BRIEF >>
Find the lines below that contain the word "home" and count them. Only the number should be given.

MATERIAL FOR THE TASK >>

=======

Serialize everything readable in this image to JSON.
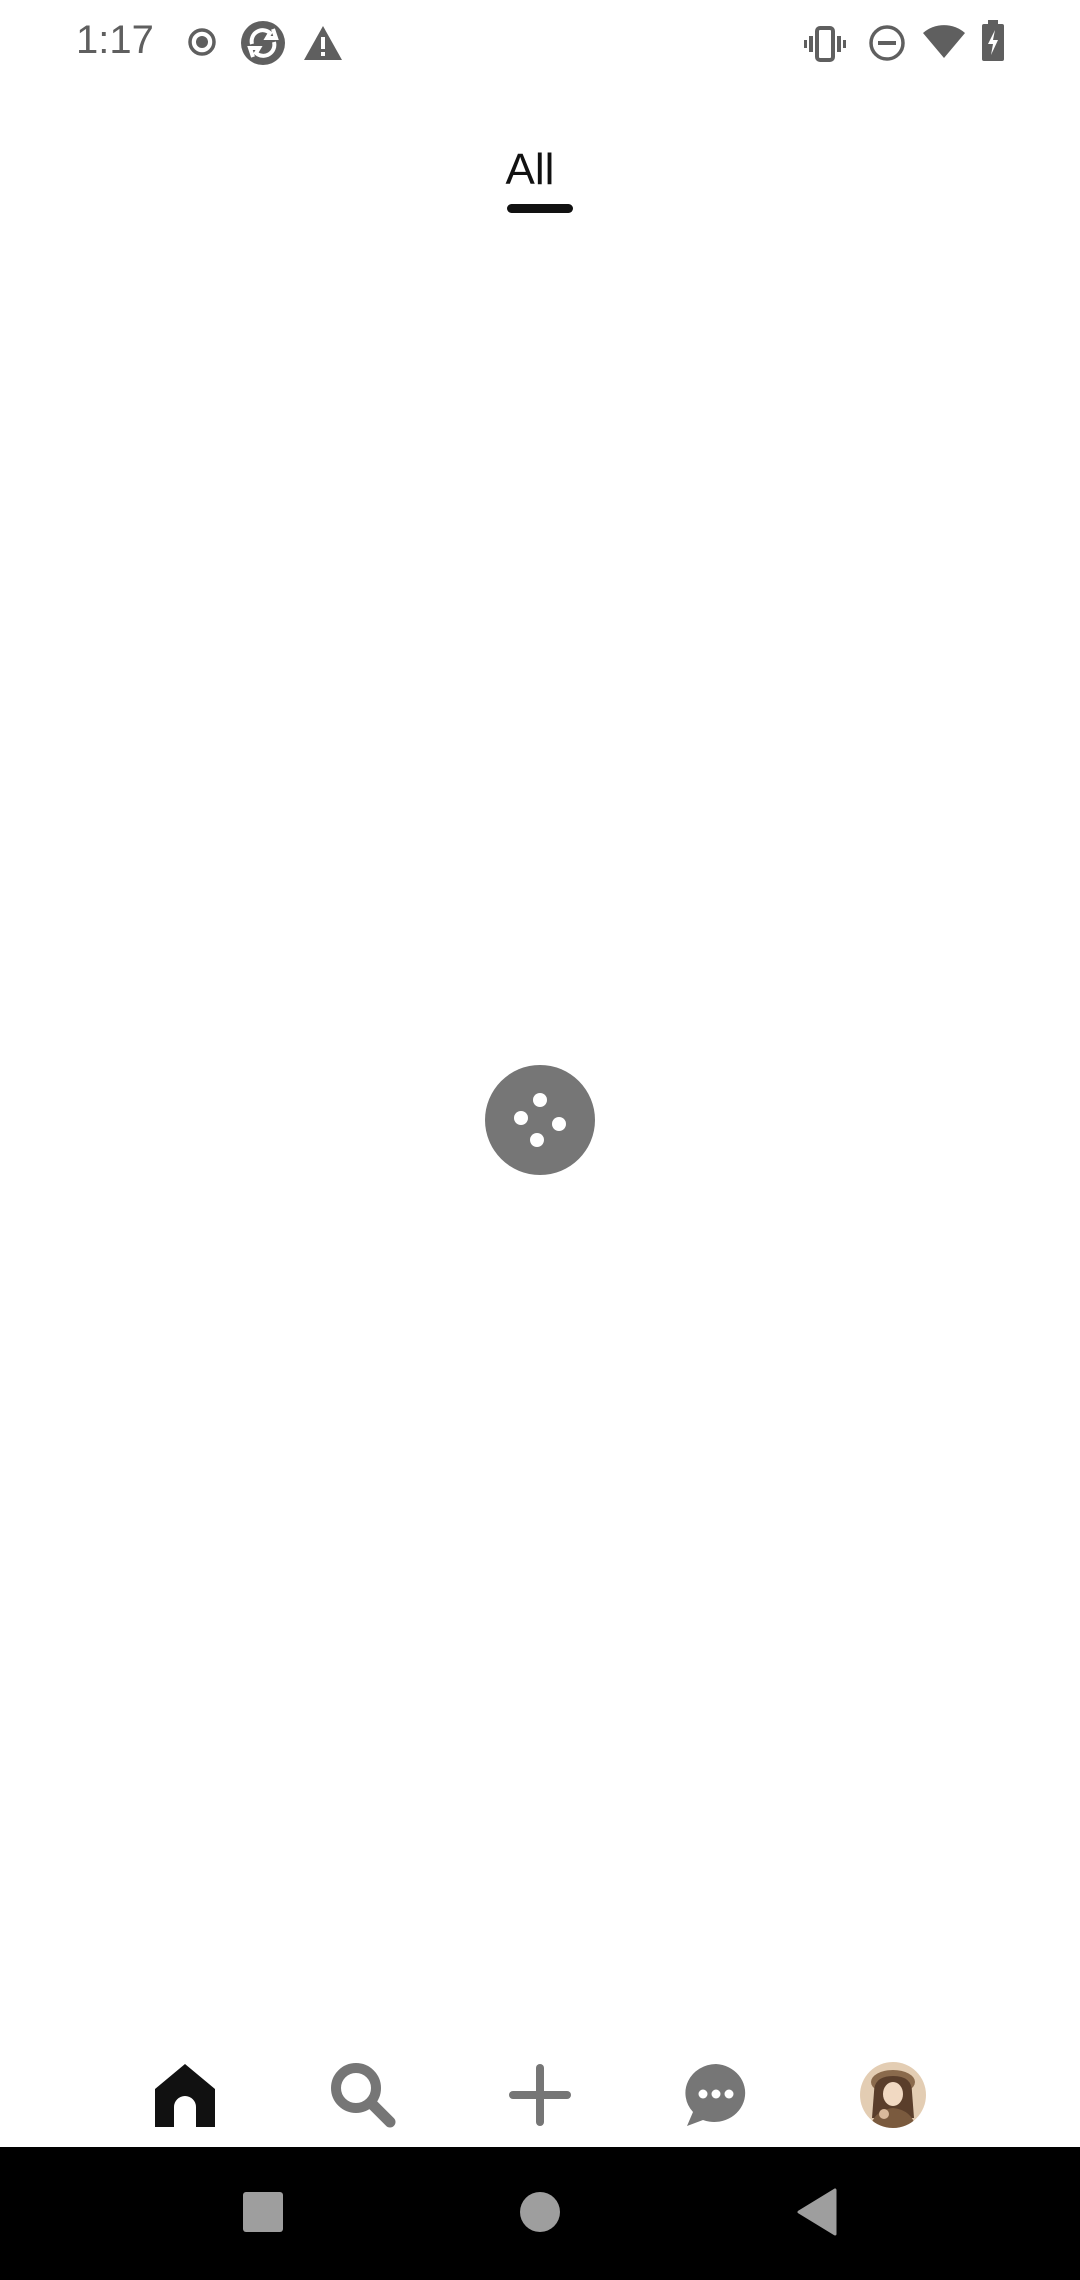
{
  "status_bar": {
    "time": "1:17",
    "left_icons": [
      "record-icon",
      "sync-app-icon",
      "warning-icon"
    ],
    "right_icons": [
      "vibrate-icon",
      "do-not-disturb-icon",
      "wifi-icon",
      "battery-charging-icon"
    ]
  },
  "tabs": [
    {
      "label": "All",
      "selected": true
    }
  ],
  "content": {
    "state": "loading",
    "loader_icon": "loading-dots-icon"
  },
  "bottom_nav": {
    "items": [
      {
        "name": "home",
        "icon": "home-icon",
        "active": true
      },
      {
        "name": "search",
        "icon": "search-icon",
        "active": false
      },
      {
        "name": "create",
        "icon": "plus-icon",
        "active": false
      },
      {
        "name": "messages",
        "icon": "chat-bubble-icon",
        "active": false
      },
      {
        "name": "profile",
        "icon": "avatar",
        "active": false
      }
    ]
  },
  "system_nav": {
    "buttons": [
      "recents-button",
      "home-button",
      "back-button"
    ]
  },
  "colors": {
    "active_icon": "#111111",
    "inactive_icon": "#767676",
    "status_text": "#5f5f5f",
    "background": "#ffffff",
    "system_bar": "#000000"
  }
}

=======

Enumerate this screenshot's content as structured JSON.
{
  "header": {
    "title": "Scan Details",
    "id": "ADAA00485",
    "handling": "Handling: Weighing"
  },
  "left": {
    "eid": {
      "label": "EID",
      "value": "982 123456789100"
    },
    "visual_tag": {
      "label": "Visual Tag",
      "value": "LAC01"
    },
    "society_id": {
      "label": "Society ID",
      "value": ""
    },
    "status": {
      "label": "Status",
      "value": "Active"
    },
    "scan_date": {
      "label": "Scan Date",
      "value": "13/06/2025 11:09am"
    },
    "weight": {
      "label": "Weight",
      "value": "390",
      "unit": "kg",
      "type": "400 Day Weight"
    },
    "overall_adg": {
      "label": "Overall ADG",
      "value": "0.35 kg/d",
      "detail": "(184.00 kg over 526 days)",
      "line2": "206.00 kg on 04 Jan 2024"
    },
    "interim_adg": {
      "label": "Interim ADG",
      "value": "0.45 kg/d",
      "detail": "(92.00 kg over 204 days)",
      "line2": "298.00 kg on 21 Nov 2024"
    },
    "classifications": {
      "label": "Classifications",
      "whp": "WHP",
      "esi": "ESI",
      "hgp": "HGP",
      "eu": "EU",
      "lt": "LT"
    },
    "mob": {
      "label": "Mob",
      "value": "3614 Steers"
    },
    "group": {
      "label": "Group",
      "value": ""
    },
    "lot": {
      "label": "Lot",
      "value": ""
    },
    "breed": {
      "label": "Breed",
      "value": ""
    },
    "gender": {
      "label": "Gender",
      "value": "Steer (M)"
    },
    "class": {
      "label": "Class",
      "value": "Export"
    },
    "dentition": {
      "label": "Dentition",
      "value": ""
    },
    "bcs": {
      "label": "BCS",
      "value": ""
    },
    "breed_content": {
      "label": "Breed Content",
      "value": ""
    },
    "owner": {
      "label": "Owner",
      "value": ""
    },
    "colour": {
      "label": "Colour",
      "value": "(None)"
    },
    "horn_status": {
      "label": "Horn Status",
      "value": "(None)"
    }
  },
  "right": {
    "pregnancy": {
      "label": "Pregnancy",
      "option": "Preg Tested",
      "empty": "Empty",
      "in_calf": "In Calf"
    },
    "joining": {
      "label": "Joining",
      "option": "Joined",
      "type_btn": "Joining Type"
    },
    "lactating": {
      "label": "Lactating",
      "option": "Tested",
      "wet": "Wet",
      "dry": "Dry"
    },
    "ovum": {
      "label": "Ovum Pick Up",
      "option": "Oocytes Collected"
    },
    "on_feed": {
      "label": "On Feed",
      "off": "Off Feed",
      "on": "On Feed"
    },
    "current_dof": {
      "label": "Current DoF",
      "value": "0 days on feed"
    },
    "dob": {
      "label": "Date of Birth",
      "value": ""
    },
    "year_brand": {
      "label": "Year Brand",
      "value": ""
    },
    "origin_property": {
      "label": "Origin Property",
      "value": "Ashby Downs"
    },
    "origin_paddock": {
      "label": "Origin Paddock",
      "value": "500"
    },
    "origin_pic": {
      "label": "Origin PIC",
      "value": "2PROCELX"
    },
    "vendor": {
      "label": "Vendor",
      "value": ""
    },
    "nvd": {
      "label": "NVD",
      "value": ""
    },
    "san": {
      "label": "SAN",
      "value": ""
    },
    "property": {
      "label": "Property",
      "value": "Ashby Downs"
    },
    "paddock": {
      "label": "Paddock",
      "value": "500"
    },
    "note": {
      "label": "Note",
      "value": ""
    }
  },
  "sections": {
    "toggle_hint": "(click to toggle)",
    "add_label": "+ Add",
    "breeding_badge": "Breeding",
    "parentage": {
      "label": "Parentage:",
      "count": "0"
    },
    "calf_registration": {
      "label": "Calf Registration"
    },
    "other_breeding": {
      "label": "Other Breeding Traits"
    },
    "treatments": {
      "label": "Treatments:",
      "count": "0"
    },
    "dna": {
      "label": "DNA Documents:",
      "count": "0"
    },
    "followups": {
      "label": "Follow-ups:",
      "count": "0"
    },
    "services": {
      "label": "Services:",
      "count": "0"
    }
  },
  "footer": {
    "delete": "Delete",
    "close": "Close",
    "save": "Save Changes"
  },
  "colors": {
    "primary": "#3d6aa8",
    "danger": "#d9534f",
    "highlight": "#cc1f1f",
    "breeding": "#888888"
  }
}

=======

SOLUTION TO THE PROBLEM >>
3